Please write back every entry exactly, character for character.

▶ _Given records_
⟨

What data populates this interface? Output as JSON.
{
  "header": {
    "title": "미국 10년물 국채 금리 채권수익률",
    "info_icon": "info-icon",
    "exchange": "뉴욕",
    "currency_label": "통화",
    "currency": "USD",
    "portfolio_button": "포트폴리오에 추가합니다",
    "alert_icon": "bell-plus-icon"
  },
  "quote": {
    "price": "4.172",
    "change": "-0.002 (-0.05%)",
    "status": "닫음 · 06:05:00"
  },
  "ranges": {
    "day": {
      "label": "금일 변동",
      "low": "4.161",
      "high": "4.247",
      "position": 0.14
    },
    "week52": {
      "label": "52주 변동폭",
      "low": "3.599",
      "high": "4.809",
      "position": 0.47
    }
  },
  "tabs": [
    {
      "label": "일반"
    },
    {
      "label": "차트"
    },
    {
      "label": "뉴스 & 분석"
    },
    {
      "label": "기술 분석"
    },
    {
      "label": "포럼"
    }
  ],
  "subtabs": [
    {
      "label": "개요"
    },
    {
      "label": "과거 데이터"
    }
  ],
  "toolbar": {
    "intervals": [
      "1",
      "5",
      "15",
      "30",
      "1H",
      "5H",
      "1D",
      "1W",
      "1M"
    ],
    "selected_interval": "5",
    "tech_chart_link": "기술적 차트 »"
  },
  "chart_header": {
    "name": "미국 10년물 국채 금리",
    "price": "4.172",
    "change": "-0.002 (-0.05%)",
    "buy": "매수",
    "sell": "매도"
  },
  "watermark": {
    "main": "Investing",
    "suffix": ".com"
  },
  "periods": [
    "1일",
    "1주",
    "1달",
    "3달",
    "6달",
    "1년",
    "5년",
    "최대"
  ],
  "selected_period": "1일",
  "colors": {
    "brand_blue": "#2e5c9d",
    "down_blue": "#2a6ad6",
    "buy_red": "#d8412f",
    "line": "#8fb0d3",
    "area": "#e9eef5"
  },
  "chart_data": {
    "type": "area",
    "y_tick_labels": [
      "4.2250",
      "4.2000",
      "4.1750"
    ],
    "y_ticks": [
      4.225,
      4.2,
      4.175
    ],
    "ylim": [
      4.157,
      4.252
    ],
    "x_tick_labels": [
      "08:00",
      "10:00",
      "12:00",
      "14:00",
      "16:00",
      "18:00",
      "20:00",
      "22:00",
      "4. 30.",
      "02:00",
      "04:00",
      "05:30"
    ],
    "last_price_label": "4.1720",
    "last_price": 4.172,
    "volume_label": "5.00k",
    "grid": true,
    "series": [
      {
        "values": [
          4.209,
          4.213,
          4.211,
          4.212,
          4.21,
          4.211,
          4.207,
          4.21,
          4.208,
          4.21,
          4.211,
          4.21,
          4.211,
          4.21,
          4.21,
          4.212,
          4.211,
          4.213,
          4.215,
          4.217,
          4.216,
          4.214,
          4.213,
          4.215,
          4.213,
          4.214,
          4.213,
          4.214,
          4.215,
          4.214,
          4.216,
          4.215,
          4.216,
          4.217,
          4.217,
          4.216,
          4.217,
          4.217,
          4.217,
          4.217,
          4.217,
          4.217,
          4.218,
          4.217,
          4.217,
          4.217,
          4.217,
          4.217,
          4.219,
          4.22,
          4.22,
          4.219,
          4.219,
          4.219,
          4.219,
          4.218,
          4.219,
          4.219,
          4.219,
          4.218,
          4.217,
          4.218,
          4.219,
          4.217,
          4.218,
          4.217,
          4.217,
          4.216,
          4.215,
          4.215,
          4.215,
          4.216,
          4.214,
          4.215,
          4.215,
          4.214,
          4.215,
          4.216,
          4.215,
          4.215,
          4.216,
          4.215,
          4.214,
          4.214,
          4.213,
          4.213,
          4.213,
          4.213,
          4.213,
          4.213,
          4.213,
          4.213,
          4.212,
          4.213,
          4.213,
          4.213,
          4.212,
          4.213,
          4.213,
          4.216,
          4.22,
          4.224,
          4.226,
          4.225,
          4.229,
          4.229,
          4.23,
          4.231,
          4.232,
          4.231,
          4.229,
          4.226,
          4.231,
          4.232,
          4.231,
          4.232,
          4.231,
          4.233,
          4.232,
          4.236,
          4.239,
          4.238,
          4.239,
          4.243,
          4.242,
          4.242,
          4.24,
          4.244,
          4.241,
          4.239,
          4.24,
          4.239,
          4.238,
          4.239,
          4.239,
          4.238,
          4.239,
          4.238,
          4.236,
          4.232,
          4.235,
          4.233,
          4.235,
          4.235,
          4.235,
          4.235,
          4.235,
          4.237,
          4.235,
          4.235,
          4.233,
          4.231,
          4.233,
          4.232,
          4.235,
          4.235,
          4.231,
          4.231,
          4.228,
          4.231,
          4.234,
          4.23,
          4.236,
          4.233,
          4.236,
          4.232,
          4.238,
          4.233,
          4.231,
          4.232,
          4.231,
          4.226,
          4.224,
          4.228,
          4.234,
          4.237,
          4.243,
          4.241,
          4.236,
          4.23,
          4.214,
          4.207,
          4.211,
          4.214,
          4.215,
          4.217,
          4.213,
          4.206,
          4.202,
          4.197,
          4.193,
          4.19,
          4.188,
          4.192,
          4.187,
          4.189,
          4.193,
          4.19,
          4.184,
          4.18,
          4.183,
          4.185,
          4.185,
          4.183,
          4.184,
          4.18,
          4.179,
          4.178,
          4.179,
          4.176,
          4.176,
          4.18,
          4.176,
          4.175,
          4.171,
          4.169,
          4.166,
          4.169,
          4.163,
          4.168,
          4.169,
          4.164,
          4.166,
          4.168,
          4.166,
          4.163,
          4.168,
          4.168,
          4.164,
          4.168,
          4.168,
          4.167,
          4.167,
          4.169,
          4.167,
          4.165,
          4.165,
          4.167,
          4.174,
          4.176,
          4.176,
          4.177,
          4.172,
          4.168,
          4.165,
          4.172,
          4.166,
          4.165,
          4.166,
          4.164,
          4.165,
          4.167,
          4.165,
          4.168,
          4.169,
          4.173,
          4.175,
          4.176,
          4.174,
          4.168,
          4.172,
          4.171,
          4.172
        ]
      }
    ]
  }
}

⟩

▶ _Problem solution_
What data populates this interface? Output as JSON.
{
  "header": {
    "title": "미국 10년물 국채 금리 채권수익률",
    "info_icon": "info-icon",
    "exchange": "뉴욕",
    "currency_label": "통화",
    "currency": "USD",
    "portfolio_button": "포트폴리오에 추가합니다",
    "alert_icon": "bell-plus-icon"
  },
  "quote": {
    "price": "4.172",
    "change": "-0.002 (-0.05%)",
    "status": "닫음 · 06:05:00"
  },
  "ranges": {
    "day": {
      "label": "금일 변동",
      "low": "4.161",
      "high": "4.247",
      "position": 0.14
    },
    "week52": {
      "label": "52주 변동폭",
      "low": "3.599",
      "high": "4.809",
      "position": 0.47
    }
  },
  "tabs": [
    {
      "label": "일반"
    },
    {
      "label": "차트"
    },
    {
      "label": "뉴스 & 분석"
    },
    {
      "label": "기술 분석"
    },
    {
      "label": "포럼"
    }
  ],
  "subtabs": [
    {
      "label": "개요"
    },
    {
      "label": "과거 데이터"
    }
  ],
  "toolbar": {
    "intervals": [
      "1",
      "5",
      "15",
      "30",
      "1H",
      "5H",
      "1D",
      "1W",
      "1M"
    ],
    "selected_interval": "5",
    "tech_chart_link": "기술적 차트 »"
  },
  "chart_header": {
    "name": "미국 10년물 국채 금리",
    "price": "4.172",
    "change": "-0.002 (-0.05%)",
    "buy": "매수",
    "sell": "매도"
  },
  "watermark": {
    "main": "Investing",
    "suffix": ".com"
  },
  "periods": [
    "1일",
    "1주",
    "1달",
    "3달",
    "6달",
    "1년",
    "5년",
    "최대"
  ],
  "selected_period": "1일",
  "colors": {
    "brand_blue": "#2e5c9d",
    "down_blue": "#2a6ad6",
    "buy_red": "#d8412f",
    "line": "#8fb0d3",
    "area": "#e9eef5"
  },
  "chart_data": {
    "type": "area",
    "y_tick_labels": [
      "4.2250",
      "4.2000",
      "4.1750"
    ],
    "y_ticks": [
      4.225,
      4.2,
      4.175
    ],
    "ylim": [
      4.157,
      4.252
    ],
    "x_tick_labels": [
      "08:00",
      "10:00",
      "12:00",
      "14:00",
      "16:00",
      "18:00",
      "20:00",
      "22:00",
      "4. 30.",
      "02:00",
      "04:00",
      "05:30"
    ],
    "last_price_label": "4.1720",
    "last_price": 4.172,
    "volume_label": "5.00k",
    "grid": true,
    "series": [
      {
        "values": [
          4.209,
          4.213,
          4.211,
          4.212,
          4.21,
          4.211,
          4.207,
          4.21,
          4.208,
          4.21,
          4.211,
          4.21,
          4.211,
          4.21,
          4.21,
          4.212,
          4.211,
          4.213,
          4.215,
          4.217,
          4.216,
          4.214,
          4.213,
          4.215,
          4.213,
          4.214,
          4.213,
          4.214,
          4.215,
          4.214,
          4.216,
          4.215,
          4.216,
          4.217,
          4.217,
          4.216,
          4.217,
          4.217,
          4.217,
          4.217,
          4.217,
          4.217,
          4.218,
          4.217,
          4.217,
          4.217,
          4.217,
          4.217,
          4.219,
          4.22,
          4.22,
          4.219,
          4.219,
          4.219,
          4.219,
          4.218,
          4.219,
          4.219,
          4.219,
          4.218,
          4.217,
          4.218,
          4.219,
          4.217,
          4.218,
          4.217,
          4.217,
          4.216,
          4.215,
          4.215,
          4.215,
          4.216,
          4.214,
          4.215,
          4.215,
          4.214,
          4.215,
          4.216,
          4.215,
          4.215,
          4.216,
          4.215,
          4.214,
          4.214,
          4.213,
          4.213,
          4.213,
          4.213,
          4.213,
          4.213,
          4.213,
          4.213,
          4.212,
          4.213,
          4.213,
          4.213,
          4.212,
          4.213,
          4.213,
          4.216,
          4.22,
          4.224,
          4.226,
          4.225,
          4.229,
          4.229,
          4.23,
          4.231,
          4.232,
          4.231,
          4.229,
          4.226,
          4.231,
          4.232,
          4.231,
          4.232,
          4.231,
          4.233,
          4.232,
          4.236,
          4.239,
          4.238,
          4.239,
          4.243,
          4.242,
          4.242,
          4.24,
          4.244,
          4.241,
          4.239,
          4.24,
          4.239,
          4.238,
          4.239,
          4.239,
          4.238,
          4.239,
          4.238,
          4.236,
          4.232,
          4.235,
          4.233,
          4.235,
          4.235,
          4.235,
          4.235,
          4.235,
          4.237,
          4.235,
          4.235,
          4.233,
          4.231,
          4.233,
          4.232,
          4.235,
          4.235,
          4.231,
          4.231,
          4.228,
          4.231,
          4.234,
          4.23,
          4.236,
          4.233,
          4.236,
          4.232,
          4.238,
          4.233,
          4.231,
          4.232,
          4.231,
          4.226,
          4.224,
          4.228,
          4.234,
          4.237,
          4.243,
          4.241,
          4.236,
          4.23,
          4.214,
          4.207,
          4.211,
          4.214,
          4.215,
          4.217,
          4.213,
          4.206,
          4.202,
          4.197,
          4.193,
          4.19,
          4.188,
          4.192,
          4.187,
          4.189,
          4.193,
          4.19,
          4.184,
          4.18,
          4.183,
          4.185,
          4.185,
          4.183,
          4.184,
          4.18,
          4.179,
          4.178,
          4.179,
          4.176,
          4.176,
          4.18,
          4.176,
          4.175,
          4.171,
          4.169,
          4.166,
          4.169,
          4.163,
          4.168,
          4.169,
          4.164,
          4.166,
          4.168,
          4.166,
          4.163,
          4.168,
          4.168,
          4.164,
          4.168,
          4.168,
          4.167,
          4.167,
          4.169,
          4.167,
          4.165,
          4.165,
          4.167,
          4.174,
          4.176,
          4.176,
          4.177,
          4.172,
          4.168,
          4.165,
          4.172,
          4.166,
          4.165,
          4.166,
          4.164,
          4.165,
          4.167,
          4.165,
          4.168,
          4.169,
          4.173,
          4.175,
          4.176,
          4.174,
          4.168,
          4.172,
          4.171,
          4.172
        ]
      }
    ]
  }
}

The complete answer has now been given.